Featured in the EXARC Journal

Experimental Archaeology

Groundstone Indications from the Southern Levant for a 7th Millennium BCE Upright Mat Loom

Janet Levy (IL)
The southern Levant features a long-established matting tradition: soumak (weft wrapping) and also weft twined matting from the 10th millennium BC, and coiled matting from the 8th millennium BCE. The Chalcolithic period, 5th millennium BCE, attests to the introduction of plain plait, twill, sewn through techniques and also the use of the horizontal ground mat loom...

Crafting Beyond Habitual Practices: Assessing the Production of a House Urn from Iron Age Central Italy

Caroline Jeffra (NL)
A house-shaped urn dating to the Early Iron Age from Central Italy was technologically assessed in order to establish the forming techniques necessary to produce it. This hypothesized forming sequence was then tested through the production of two experimental urns. It was found that there is a meaningful relationship between the clay texture choices, the forming techniques, and the overall morphology of the finished object...

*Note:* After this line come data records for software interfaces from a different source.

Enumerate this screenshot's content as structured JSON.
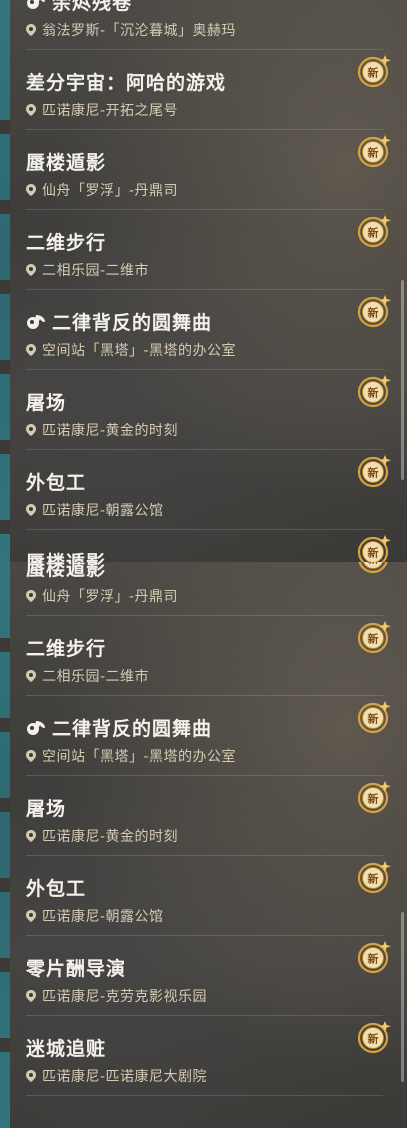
{
  "badge_label": "新",
  "colors": {
    "title": "#f3f1ea",
    "location": "#d6cbb2",
    "badge_gold": "#d9a23c",
    "edge_teal": "#2f7f8a"
  },
  "top_list": [
    {
      "title": "余烬残卷",
      "location": "翁法罗斯-「沉沦暮城」奥赫玛",
      "icon": "chess-piece-icon"
    },
    {
      "title": "差分宇宙：阿哈的游戏",
      "location": "匹诺康尼-开拓之尾号"
    },
    {
      "title": "蜃楼遁影",
      "location": "仙舟「罗浮」-丹鼎司"
    },
    {
      "title": "二维步行",
      "location": "二相乐园-二维市"
    },
    {
      "title": "二律背反的圆舞曲",
      "location": "空间站「黑塔」-黑塔的办公室",
      "icon": "chess-piece-icon"
    },
    {
      "title": "屠场",
      "location": "匹诺康尼-黄金的时刻"
    },
    {
      "title": "外包工",
      "location": "匹诺康尼-朝露公馆"
    },
    {
      "title": "蜃楼遁影",
      "location": "仙舟「罗浮」-丹鼎司"
    }
  ],
  "bottom_list": [
    {
      "title": "蜃楼遁影",
      "location": "仙舟「罗浮」-丹鼎司"
    },
    {
      "title": "二维步行",
      "location": "二相乐园-二维市"
    },
    {
      "title": "二律背反的圆舞曲",
      "location": "空间站「黑塔」-黑塔的办公室",
      "icon": "chess-piece-icon"
    },
    {
      "title": "屠场",
      "location": "匹诺康尼-黄金的时刻"
    },
    {
      "title": "外包工",
      "location": "匹诺康尼-朝露公馆"
    },
    {
      "title": "零片酬导演",
      "location": "匹诺康尼-克劳克影视乐园"
    },
    {
      "title": "迷城追赃",
      "location": "匹诺康尼-匹诺康尼大剧院"
    }
  ]
}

Hunting for Use-Wear

Matilda Siebrecht and
Diederik Pomstra (NL)

Harpoons are an essential part of the hunting toolkit amongst Inuit and have been integral to the material culture assemblage of Arctic groups for thousands of years. The pre-Inuit population known as the Dorset cultures (app. 800 BC–1300 AD) - also sometimes referred to as Tuniit - were highly dependent on a maritime subsistence with harpoon heads as one of the dominant artefact categories at Dorset sites...